Coordinate with a local food bank or soup kitchen to donate leftover food, and compost leftover food scraps.

Go paperless. Between websites, Facebook, Twitter and email, you can promote your event and post information, programs, and handouts without ever printing a thing. If you must print some materials, be sure to print on 100% post-consumer paper, double-sided, using a vegetable-based ink. For recurring or annual events, avoid printing dates and on signs, posters, and banners so that they may be easily reused. Reduce paper trash with plastic nametag holders you can reuse, or recycle paper nametags at the end of the event.

Food and food serving materials offer excellent opportunities to be sustainable. To the greatest extent possible, serve locally grown foods. If food is provided from local farms, place small cards in front of the food indicating what it is, what farms provided the ingredients, and where the farms are located. If the food is organic, note that as well.

Only serve fair trade coffees and teas. Use large containers for beverages, condiments, and skip altogether the individually wrapped condiments, plastic coffee stirrers and straws. Another good tip for outdoor school events is to purchase a hose filter so you can get drinking water directly from outside faucets.

Instead of using disposable dishes and cutlery, rent "real" dishes from a local store like Taylor Rental, or maintain a cache of reusable dishes, glasses and cutlery. Think about sharing those among a number of groups so the initial cost is manageable for everyone. Include in your collection reusable linens such as cloth tablecloths and napkins as well.

Be creative about table centerpieces. Think about natural choices such as potted plants, local flowers, cut tree branches, candles, or fruits that guests can take home.

If you’re having a buffet, use smaller than dinner-sized plates for the food to reduce the possibility of too much leftover food that would go to waste.

Any event can be enhanced by considering sustainability. All it takes is vision and planning. Your enthusiasm and commitment will help conserve resources and add value to the local economy, as well as setting an example for all those in attendance.

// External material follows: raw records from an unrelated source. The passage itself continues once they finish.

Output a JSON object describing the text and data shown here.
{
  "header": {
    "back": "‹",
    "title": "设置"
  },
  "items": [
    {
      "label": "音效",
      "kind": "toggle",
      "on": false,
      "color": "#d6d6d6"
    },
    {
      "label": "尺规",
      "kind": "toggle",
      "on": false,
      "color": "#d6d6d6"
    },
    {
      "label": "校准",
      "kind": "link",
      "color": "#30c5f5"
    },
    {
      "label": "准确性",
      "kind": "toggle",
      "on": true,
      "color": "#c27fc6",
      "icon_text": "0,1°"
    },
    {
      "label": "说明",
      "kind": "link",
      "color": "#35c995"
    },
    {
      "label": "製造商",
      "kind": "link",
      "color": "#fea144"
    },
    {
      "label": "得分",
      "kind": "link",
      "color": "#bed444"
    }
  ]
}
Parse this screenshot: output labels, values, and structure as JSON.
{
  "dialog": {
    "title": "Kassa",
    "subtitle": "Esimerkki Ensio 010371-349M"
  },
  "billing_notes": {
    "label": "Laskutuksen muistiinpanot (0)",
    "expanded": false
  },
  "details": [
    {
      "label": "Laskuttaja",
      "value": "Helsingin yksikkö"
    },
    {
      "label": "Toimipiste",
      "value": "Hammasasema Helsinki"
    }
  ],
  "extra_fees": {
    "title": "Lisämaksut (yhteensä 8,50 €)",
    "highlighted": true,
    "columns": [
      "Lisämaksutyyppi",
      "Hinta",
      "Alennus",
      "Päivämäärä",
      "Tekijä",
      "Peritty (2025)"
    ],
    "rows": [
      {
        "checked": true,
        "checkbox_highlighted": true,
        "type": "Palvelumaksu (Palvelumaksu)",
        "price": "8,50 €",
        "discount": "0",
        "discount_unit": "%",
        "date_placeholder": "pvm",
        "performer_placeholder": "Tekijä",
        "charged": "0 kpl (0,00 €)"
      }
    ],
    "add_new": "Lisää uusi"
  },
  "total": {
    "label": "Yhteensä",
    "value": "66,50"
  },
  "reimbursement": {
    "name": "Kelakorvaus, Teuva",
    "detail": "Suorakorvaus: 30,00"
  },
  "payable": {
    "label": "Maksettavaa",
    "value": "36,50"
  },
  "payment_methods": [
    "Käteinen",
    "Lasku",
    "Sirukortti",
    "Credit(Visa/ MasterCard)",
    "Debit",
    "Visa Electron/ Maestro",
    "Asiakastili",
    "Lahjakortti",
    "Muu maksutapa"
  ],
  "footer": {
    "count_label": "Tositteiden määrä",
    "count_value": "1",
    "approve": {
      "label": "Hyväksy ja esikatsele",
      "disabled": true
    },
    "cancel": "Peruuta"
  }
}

By Beth Lovejoy on behalf of the Summit Environmental Commission